Work will start on the redevelopment of Murray Bridge's riverfront before the end of the year after the federal government committed $1.3 million to the project.
The city's council will contribute about $1.7 million to the first wave of works, which will include a new boat ramp at the southern end of Sturt Reserve.
Also planned are:
- A pontoon, car parks and a boat wash-down area to complement the boat ramp
- A three-metre wide shared path along the riverfront
- Public toilets attached to the new rowing club building
- A landing in front of the rowing club, for launching boats and recreation
- Improved lawn tennis facilities
- More public art
The works would begin in the second half of this year and be finished in about 18 months.
In announcing the funding, Member for Barker Tony Pasin described Sturt Reserve as Murray Bridge's town square, capable of being developed into an iconic tourism destination.
With Thomas Foods International yet to announce a rebuild, the time had been right for the federal government to support Murray Bridge, he said: through both the newly announced funding and previous funding for upgrades of the rowing club and TAFE campus.

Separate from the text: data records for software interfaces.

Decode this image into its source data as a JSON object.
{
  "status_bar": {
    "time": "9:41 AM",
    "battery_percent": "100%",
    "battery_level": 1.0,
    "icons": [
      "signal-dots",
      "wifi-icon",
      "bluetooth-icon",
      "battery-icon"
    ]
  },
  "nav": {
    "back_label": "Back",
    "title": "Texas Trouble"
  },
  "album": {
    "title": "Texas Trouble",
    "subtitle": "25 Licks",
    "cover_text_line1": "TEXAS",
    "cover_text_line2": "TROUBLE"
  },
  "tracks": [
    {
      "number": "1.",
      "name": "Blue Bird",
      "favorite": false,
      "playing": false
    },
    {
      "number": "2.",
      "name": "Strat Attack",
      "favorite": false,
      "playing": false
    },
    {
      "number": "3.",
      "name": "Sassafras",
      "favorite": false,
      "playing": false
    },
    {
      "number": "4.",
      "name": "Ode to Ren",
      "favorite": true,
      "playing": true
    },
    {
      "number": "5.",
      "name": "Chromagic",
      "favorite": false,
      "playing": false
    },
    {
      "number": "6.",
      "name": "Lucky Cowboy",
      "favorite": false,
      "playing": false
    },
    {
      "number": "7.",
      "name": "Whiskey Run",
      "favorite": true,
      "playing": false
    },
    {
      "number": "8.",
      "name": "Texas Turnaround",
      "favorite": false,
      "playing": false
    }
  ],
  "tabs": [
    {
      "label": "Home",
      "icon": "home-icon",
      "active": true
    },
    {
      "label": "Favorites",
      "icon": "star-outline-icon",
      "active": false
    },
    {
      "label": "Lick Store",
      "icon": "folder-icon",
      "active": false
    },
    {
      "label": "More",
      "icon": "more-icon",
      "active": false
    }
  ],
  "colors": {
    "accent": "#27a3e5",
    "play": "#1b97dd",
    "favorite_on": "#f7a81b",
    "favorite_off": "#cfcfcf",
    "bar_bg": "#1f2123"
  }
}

"We understand the eocnomic impact the TFI fire had on this community," he said.
"We're hoping to deliver some economic stimulus as we await the rebuild."
Mayor Brenton Lewis said the funding announcement was the payoff after three years of planning.
Like a patchwork quilt, the four precincts envisioned in the council's riverfront strategy – of which the area between the existing boat ramp and the community club was one – would be completed bit by bit.
"Over the next couple of years there'll be announcements about other packages of work, subject to us being able to fund them," he said.
"We'll be pursuing partnerships with the state government and federal government wherever possible.
"People's rates and taxes are what enable us to do these projects people have told us, en masse, they want ... Adelaide Road, Swanport Road, the riverfront, footpaths.
"This council is spending serious money on real infrastructure."
Mr Pasin said he anticipated more federal investment in the riverfront over time.
Later stages of the riverfront plan call for Murray Bridge's tourism information centre and war memorial to be relocated to a historic and tourism precinct centred on the wharf, among other objectives.
The $1.3 million announced on Tuesday will come from the federal government's Building Better Regions Fund.